EXERCISE INSTRUCTIONS:
Lines with the string "Scale" must each be copied from the listing.

- Opening Delimiter -

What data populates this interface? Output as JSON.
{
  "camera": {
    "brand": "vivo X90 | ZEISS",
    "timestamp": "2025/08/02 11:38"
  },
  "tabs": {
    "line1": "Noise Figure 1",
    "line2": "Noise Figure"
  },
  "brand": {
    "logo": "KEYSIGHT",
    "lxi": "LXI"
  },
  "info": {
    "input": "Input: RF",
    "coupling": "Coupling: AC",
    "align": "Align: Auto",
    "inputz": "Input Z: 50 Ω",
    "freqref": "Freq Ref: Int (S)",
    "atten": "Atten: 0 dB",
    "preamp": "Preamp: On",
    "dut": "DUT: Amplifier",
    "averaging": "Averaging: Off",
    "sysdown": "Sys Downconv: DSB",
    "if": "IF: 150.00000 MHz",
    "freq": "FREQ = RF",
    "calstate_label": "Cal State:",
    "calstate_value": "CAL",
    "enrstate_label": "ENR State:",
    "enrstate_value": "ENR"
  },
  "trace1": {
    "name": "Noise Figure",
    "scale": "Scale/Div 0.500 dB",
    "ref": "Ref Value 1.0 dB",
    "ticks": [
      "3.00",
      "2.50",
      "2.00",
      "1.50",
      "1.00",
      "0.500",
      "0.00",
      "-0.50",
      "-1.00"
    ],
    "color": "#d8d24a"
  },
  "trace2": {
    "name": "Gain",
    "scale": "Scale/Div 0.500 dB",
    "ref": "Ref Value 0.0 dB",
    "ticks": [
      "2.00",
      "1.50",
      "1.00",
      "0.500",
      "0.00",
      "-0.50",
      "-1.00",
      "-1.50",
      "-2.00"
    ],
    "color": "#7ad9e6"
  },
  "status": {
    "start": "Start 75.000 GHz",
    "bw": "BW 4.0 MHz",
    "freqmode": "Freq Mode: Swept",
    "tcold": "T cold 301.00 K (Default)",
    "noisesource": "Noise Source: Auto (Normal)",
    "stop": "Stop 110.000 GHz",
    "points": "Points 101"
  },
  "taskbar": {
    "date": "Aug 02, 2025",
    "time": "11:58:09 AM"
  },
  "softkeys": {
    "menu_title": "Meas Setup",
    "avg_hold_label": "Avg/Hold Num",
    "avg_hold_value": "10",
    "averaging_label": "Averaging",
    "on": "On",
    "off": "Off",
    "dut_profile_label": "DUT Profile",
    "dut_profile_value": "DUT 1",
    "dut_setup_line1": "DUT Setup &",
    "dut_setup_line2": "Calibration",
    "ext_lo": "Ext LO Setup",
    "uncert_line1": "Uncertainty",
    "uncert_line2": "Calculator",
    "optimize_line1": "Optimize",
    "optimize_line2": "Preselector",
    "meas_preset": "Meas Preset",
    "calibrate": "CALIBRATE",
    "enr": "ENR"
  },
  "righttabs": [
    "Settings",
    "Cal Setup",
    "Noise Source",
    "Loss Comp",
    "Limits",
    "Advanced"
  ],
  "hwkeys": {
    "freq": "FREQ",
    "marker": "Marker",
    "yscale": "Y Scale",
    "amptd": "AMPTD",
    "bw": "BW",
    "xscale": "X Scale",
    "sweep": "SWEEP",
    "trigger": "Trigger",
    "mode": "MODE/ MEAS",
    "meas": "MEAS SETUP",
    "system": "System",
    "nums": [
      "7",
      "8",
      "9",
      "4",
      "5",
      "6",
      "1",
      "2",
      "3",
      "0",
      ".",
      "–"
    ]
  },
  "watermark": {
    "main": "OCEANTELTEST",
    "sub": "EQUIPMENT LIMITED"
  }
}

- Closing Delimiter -

SOLUTION TO THIS PROBLEM:
    "scale": "Scale/Div 0.500 dB",
    "scale": "Scale/Div 0.500 dB",
    "yscale": "Y Scale",
    "xscale": "X Scale",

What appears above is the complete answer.